GreenBuilt Tour Offers Opportunity for Many to See Possibilities for Their Home Gardens
The Big Idea for this design was, let's keep all the storm water on the property and save the city system from having to handle any of the client's off-flow. One challenge was remaining financially responsible with some of the construction choices like putting in a concrete driveway instead of permeable pavers, there were considerable savings for the client. But then, we were creating 672 gallons of water in a 2" rain event from the surface area of the driveway that would have gone to the public system. The simple solution: a channel drain to move the water into a swale to move, capture and infiltrate the water. The solution worked like a dream! (See photo below)
Every year since 2014, Spirited Gardener has had gardens designed and project managed by us on the the Green Built Home Tour which every year has been organized by Illinois Green Alliance (formerly known as USCGB's Illinois Chapter). But we feel this year's landscape is very special. The Pearl Platinum LEED (Leadership in Energy and Environmental Design) project stretched the goals for residential design in the city of Evanston. We worked closely with the owner of the property, Dana Pearl and Nate Kipnis of Kipnis Architecture + Planning.By focusing on the landscape, the project's LEED certification tipped from Gold to Platinum!
LEED Goals met:
- Keep ALL the Rain Water on the Property
- Use High Efficiency Drip Irrigation
- Plant Drought Tolerant Plants to
- Reduce Turf Grass to less than 20%
The 2 Rain Gardens pictured here manage water from 2 different roof run-off areas. Within the photo (left) is a 404 sf garden to manage an 800 sf roof area and the Rain Garden to the right manages 919 gallons of run-off in a 2" rain event from the central roof.The most challenging area was managing the water from the northwest corner of the house where another 800 sf roof area emptied into a very tight spot. To manage the water off of the northwest roof area, we installed 2 Cultec water Rechargers which together accept up to 964 Gallons of water in a 2" rain event and then infiltrates that water into the sandy/rocky base soil of the property. The maximum amount of water would be 1104 gallons but to date, with heavy rain events, there has been no overflow coming out of the system. The Rain Garden above the Rechargers has not yet had to manage any water pushed to the surface from heavy rains and it is ready to manage some overage if necessary.

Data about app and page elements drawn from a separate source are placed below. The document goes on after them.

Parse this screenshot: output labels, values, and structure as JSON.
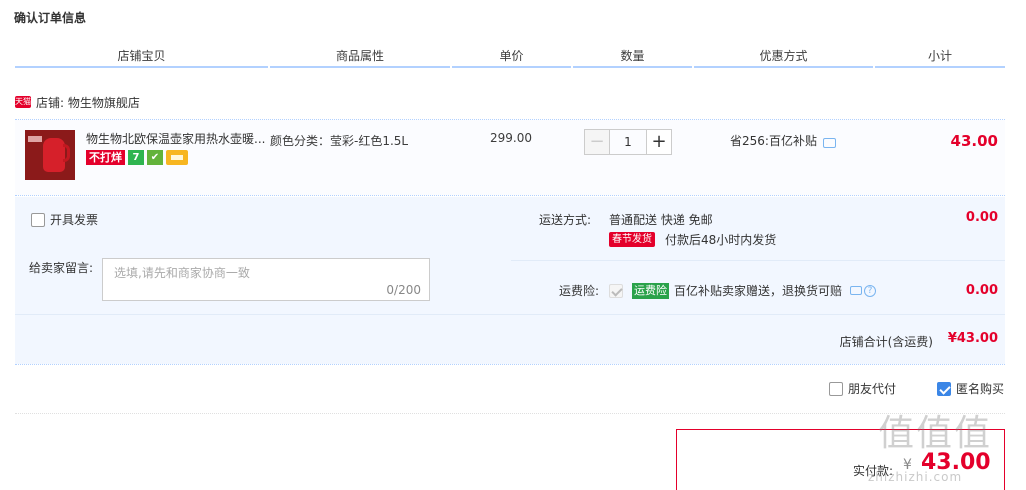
{
  "page": {
    "title": "确认订单信息"
  },
  "table_headers": [
    "店铺宝贝",
    "商品属性",
    "单价",
    "数量",
    "优惠方式",
    "小计"
  ],
  "shop": {
    "badge": "天猫",
    "label": "店铺: 物生物旗舰店"
  },
  "item": {
    "name": "物生物北欧保温壶家用热水壶暖...",
    "tags": {
      "no_discount": "不打烊",
      "seven": "7"
    },
    "attribute": "颜色分类：莹彩-红色1.5L",
    "price": "299.00",
    "quantity": "1",
    "discount": "省256:百亿补贴",
    "subtotal": "43.00"
  },
  "invoice": {
    "label": "开具发票",
    "checked": false
  },
  "memo": {
    "label": "给卖家留言:",
    "placeholder": "选填,请先和商家协商一致",
    "counter": "0/200"
  },
  "shipping": {
    "label": "运送方式:",
    "detail": "普通配送 快递 免邮",
    "tag": "春节发货",
    "note": "付款后48小时内发货",
    "fee": "0.00"
  },
  "insurance": {
    "label": "运费险:",
    "tag": "运费险",
    "text": "百亿补贴卖家赠送，退换货可赔",
    "fee": "0.00"
  },
  "shop_total": {
    "label": "店铺合计(含运费)",
    "value": "¥43.00"
  },
  "options": {
    "friend_pay": {
      "label": "朋友代付",
      "checked": false
    },
    "anonymous": {
      "label": "匿名购买",
      "checked": true
    }
  },
  "payment": {
    "label": "实付款:",
    "currency": "¥",
    "value": "43.00"
  },
  "watermark": {
    "main": "值值值",
    "sub": "zhizhizhi.com"
  },
  "colors": {
    "accent": "#e4002b",
    "border": "#b2d1ff",
    "panel": "#f2f7ff",
    "link": "#3b86e6"
  }
}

Northwest Corner Rain Garden
View of the Cultec Rechargers
prior to burying them
Getting to know the plants on site will be a vital aspect of Dana's more naturalized landscape. She'll actually have a guide for how to maintain the plants specifically. Keeping the gardens weed free while they grow to maturity will create a much healthier plant community and greater enjoyment for neighbors. By year three, hopefully the need for weeding will be greatly reduced by the mature plants that will shade out any unwelcome visitors. A mistake often made by beginning native plant gardeners is the belief that wild takes care of itself. But being a steward of the land around us is essential for these gardens to succeed and be accepted as a part of the new aesthetic by our neighbors. And educating ourselves and sharing our knowledge with others is essential. As the plants begin to settle in to the gardens, the client gets to know them better.
Dana (pictured right) enjoying her first taste
of the delicious berries from
her Amelanchier 'Regent' Serviceberry
a shrub form of the popular native tree.
The patio for Dana's back area (pictured left) was set as permeable pavers to allow water to be captured under the patio in a 14" gravel base. The entrance porcelain tile was set the same way. An advantage of setting pavers with permeable spacing is that it is less necessary during freeze thaw cycles to use salt because the water doesn't sit on the surface but has a void space to move in to.And Dana's criteria for the project were often more ambitious than some of the LEED demands.
We sought to recycle and reuse elements if we could, like the green plastic fence section that became a backdrop to a native Honeysuckle vine (pictured below).
The fence material was the more regionally sourced white cedar that comes from Michigan (within the 500
mile radius range) that is considered a better carbon foot print rather than using the Red Cedar that is shipped in from out west.
The main thing to remember from the example of the LEED Platinum goals is to inspire us all to seek to do more to improve our relationship with this wonderful place we call home. Stewarding each of our little pieces of the Earth improves the world for all of us.